×
Back to IndieWire

‘The Batman’ Previews Were Half of ‘Spider-Man,’ but It Will Gross More than All Other March Films Combined

If they can get away with it, AMC raising prices for this and other big films makes sense. But unintended consequences abound.

The Batman

“The Batman”

Warner Bros/Courtesy Everett Collection

The Batman” (Warner Bros.) grossed $21.6 million in initial previews Tuesday through Thursday in U.S./Canadian theaters. By comparison, “Batman v Superman” in 2016 grossed $27.7 million for for its Thursday shows, with fewer shows and later starting time, while “Spider-Man: No Way Home” (Sony) grossed $50 million in previews last December.
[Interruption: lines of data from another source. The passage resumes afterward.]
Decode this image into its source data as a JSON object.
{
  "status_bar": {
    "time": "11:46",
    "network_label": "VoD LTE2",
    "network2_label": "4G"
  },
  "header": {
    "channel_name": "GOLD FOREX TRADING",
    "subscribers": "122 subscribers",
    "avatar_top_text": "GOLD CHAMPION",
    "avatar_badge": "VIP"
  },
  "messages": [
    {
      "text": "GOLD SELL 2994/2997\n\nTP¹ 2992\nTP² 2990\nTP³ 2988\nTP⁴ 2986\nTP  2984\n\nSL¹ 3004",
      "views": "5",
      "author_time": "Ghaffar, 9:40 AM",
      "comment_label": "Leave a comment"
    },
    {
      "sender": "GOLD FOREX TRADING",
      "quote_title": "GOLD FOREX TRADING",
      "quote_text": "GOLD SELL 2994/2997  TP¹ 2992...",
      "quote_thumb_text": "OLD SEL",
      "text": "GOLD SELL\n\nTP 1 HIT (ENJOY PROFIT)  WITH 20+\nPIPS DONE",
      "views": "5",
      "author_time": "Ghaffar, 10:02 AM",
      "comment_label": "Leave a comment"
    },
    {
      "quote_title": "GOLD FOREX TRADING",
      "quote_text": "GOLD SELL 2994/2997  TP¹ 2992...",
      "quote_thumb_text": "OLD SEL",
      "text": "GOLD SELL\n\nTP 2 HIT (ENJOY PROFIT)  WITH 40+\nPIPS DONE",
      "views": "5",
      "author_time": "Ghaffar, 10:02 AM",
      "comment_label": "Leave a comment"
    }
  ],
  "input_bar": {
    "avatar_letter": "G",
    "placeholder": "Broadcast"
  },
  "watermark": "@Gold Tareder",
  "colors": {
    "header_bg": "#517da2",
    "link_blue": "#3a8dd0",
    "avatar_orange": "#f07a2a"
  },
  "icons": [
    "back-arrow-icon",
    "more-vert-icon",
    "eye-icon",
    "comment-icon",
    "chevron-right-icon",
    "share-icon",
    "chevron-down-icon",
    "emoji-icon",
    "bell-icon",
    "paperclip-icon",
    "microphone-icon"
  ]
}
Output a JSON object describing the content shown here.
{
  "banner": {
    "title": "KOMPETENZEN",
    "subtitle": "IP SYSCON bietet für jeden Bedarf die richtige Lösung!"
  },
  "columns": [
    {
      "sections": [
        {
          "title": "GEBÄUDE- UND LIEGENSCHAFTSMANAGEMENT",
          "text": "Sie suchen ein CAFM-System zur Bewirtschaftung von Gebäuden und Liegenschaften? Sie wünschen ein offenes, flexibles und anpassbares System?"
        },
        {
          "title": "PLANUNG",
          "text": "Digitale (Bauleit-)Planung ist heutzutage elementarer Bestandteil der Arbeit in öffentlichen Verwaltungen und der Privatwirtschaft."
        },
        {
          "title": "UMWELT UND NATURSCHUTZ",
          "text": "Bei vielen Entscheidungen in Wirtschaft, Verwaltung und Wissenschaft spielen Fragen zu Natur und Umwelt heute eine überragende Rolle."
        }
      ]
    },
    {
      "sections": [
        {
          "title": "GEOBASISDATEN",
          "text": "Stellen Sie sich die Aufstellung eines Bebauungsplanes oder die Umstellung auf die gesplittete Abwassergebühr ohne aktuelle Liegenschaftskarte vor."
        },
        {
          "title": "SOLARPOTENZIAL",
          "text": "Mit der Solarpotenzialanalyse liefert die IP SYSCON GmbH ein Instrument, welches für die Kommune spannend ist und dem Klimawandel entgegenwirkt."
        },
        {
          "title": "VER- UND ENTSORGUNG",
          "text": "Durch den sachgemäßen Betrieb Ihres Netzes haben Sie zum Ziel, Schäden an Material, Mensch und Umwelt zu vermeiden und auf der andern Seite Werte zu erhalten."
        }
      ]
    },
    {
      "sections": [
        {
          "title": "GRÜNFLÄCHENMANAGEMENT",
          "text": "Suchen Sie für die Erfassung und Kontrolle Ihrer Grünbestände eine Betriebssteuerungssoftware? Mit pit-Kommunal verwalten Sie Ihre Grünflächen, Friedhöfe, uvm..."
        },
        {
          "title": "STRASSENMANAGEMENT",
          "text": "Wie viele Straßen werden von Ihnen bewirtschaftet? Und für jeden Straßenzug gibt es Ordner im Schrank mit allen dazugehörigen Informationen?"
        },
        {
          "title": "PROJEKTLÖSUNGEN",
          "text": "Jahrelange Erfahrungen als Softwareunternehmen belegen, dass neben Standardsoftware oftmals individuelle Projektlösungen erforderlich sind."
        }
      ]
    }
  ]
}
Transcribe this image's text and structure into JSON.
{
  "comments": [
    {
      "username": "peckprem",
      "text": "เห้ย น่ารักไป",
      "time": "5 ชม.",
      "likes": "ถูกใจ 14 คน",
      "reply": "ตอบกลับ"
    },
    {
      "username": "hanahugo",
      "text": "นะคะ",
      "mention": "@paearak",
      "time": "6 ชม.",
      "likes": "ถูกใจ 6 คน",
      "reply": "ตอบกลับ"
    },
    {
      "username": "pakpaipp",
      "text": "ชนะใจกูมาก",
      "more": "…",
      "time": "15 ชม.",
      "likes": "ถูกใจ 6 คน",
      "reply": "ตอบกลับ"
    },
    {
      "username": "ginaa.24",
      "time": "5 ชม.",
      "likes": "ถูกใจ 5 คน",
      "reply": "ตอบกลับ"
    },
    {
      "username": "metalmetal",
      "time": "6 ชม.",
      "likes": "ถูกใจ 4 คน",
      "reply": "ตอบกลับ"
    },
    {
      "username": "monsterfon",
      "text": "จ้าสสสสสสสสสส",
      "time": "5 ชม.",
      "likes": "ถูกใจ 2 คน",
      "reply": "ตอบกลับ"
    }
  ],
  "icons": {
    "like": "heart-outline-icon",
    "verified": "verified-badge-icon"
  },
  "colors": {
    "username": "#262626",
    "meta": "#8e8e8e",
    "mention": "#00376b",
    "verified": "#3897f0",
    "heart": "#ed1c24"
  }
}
That positions Matt Reeves’ latest rendition of the Caped Crusader for a U.S./Canada opening over $100 million, with a chance to reach half of the staggering $260 million achieved by “Spider-Man.”

This year has been a box-office disaster even with “Spider-Man.” The first two months grossed only $755 million, about 50 percent of the same periods in 2019 and 2020. Beyond “The Batman” — which should provide as much as $300 million this month — March won’t have much to say for itself. With Pixar’s already-acclaimed “Turning Red” opening on Disney+ exclusively March 11 and few wide studio releases, this month reflects the weakest release schedule in a year.

Mei Lee

“Turning Red”

PIXAR

With all other new films, March will struggle to gross a combined $500 million. The last viable comparable March, in 2019, grossed $963 million. Only one other title, Paramount’s “The Lost City,” is likely to open over $20 million. The action comedy with Sandra Bullock and Channing Tatum opens on March 28, so only a portion of its total run will apply to the month.

On March 18, Sony has “Umma,” a low-budget horror film and A24 opens “X” wide. Ti West’s slasher film set in 1979 is about an adult movie shoot in rural Texas that goes bad when their reclusive, elderly hosts catch them in the act. The same day, Focus will have a multi-hundred theater release of “The Outfit,” starring Mark Rylance as a Chicago tailor to the mob who is forced into a deadly game.

One or more of these could do business that brings good returns for their studios, but they could easily bring in less than $50 million combined during the month. Other holdovers, led by “Uncharted” (Sony), should add no more than $100 million.

Theatrical grosses increasingly break down to a blockbuster-driven dichotomy that provides huge grosses for the most want-to-see franchises and far less for everything else. How well has this worked out for theaters? Grosses down by half.

That feast-or-famine disparity explains why AMC announced “variable pricing,” starting with “The Batman.” All AMC theaters have steadily increased prices since reopening; now they are as high as $28.99 in Manhattan for premium-presentation shows (add a $2.49 “convenience charge” if you buy online).

At AMC’s  suburban Chicago Crestwood 18, premium screenings of “The Batman” cost $18.99 at the door; standard ones, $13.99. That’s a dollar more than other films. Pre-Covid, it was rare to see major cities outside New York and Los Angeles charge more than $11.

Younger audiences flock to the biggest movies and it’s a good bet they are willing to pay more to see them, but it will also increase the gap between these movies and everything else. The result could be a self-fulfilling prophecy: Studios concentrate on event filmmaking and leave the rest to streaming.

Photo by: STRF/STAR MAX/IPx 2021 3/5/21 Movie Theaters in New York City reopened today at 25%, capacity after months of being closed due to the Coronavirus pandemic.

An AMC location in NYC

STRF/STAR MAX/IPx

Dynamic pricing places a big bet that in the long term these films can make up for what others lack. It also means the theaters’ share of revenue could grow, providing a better negotiating position with studios and making them more attractive for investors and landlords.

It also runs the risk of scaring off other customers whose takeaway may be that movie tickets are insanely expensive. Although unconfirmed, “The Batman” is expected to be free for HBO Max customers after 45 days. The cost of two movie tickets could pay for two months of the streaming service, which also includes “West Side Story,” “Drive My Car,” “Free Guy,” and much more.

In this week’s quarterly earnings call, AMC CEO Adam Aron touted an improved fourth-quarter 2021 that showed a smaller loss and credited gimmicks like NFT sales, Bitcoin use, and AMC popcorn off-site sales.

Near the end of the call, he asked that investors not hold his feet to the fire with first-quarter 2022 financials. He was right to warn people — they will not be good. No one raised any questions about the potential damage in betting their future on a small number of titles. So far, it’s a losing strategy.

Sign Up: Stay on top of the latest breaking film and TV news! Sign up for our Email Newsletters here.

This Article is related to: Film and tagged , , ,


Get The Latest IndieWire Alerts And Newsletters Delivered Directly To Your Inbox